You’ve just listened to Ella Fitzgerald singing “Lullaby of Birdland”, a song written by George Shearing in 1952. The song was only supposed to be a theme for the Birdland jazz club, but it got so popular after Sarah Vaughan’s 1954 version that it’s become an incredibly well-known jazz standard.
Despite the song’s air of ease, its creation was a struggle. In his autobiography, Shearing recounts showing his wife Trixie something he wrote and the brutally honest opinion that followed. He got so stuck that he considered sending the work that Trixie disapproved of, until two days later at the dinner table. In Shearing’s words, “I rushed over to the piano… and played right through Lullaby of Birdland… Within ten minutes I’d got the entire song worked out.”
Hannah is a Writing Arts major and Sociology minor at Rowan University who is passionate about all aspects of music. She is a member of Rowan Vocals A Cappella and the Rowan University Symphonic Band on flute. She is open to all kinds of music, and her tastes range from rock, to EDM, to classical, and to K-pop.
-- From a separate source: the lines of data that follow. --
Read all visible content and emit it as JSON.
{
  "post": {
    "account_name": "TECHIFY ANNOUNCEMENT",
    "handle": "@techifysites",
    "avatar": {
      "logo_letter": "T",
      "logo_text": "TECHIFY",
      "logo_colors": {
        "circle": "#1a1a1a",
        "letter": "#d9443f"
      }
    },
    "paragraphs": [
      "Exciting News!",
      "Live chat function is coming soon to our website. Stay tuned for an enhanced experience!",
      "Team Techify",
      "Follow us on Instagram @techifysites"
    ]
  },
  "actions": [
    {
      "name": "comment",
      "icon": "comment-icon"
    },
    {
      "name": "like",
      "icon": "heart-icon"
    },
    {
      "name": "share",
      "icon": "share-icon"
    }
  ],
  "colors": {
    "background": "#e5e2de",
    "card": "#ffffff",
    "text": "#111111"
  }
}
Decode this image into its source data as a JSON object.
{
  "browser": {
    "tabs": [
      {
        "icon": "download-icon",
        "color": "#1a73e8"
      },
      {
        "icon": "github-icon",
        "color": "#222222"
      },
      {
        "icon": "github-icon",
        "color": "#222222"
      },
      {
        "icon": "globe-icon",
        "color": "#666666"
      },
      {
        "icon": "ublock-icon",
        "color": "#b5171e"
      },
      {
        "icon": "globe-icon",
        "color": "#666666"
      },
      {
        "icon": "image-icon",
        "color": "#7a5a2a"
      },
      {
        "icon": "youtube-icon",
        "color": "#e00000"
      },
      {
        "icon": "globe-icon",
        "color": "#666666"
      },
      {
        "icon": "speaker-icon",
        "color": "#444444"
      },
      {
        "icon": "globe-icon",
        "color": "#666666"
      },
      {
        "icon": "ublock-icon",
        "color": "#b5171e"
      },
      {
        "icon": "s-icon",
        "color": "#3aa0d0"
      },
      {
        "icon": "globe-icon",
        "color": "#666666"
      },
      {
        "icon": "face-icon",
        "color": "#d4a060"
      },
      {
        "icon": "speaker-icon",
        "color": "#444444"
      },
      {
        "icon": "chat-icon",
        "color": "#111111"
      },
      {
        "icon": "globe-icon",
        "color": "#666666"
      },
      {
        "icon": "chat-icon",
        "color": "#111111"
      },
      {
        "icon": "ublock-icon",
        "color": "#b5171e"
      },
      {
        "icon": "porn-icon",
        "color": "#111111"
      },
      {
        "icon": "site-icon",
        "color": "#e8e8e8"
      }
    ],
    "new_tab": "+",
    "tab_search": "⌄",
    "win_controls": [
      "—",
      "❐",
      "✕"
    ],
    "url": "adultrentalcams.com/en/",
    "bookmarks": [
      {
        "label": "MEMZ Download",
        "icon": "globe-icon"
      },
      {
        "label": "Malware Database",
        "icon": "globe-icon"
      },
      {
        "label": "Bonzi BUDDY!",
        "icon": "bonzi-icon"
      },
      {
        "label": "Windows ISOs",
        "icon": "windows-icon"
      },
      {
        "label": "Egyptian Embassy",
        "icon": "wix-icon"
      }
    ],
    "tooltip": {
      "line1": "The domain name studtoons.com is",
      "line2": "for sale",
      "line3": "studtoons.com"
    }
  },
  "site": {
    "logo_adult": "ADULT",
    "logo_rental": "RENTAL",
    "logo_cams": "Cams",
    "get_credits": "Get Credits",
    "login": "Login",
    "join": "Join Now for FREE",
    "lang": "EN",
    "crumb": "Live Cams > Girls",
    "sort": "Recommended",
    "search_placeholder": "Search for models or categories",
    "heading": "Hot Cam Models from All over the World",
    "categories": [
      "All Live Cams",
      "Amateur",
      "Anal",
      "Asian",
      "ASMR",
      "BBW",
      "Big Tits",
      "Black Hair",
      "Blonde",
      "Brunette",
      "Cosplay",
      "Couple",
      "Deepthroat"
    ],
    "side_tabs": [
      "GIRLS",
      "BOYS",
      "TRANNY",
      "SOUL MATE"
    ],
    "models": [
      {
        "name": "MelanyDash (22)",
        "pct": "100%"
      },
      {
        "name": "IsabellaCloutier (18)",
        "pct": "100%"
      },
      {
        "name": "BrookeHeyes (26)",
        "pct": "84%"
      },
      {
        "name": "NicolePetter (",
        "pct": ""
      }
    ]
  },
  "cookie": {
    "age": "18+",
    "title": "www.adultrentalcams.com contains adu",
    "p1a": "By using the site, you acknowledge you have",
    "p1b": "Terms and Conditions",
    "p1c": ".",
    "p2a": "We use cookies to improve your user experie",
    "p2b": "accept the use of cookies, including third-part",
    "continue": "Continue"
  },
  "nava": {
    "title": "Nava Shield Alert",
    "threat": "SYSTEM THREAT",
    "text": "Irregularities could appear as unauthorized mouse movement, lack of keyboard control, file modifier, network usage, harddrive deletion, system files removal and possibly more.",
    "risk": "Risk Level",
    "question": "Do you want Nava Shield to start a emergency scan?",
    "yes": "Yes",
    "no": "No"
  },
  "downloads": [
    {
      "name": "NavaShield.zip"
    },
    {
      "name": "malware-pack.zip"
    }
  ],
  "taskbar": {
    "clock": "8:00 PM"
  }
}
When she’s not in class or a club meeting, Hannah is reading, writing, or discovering new music.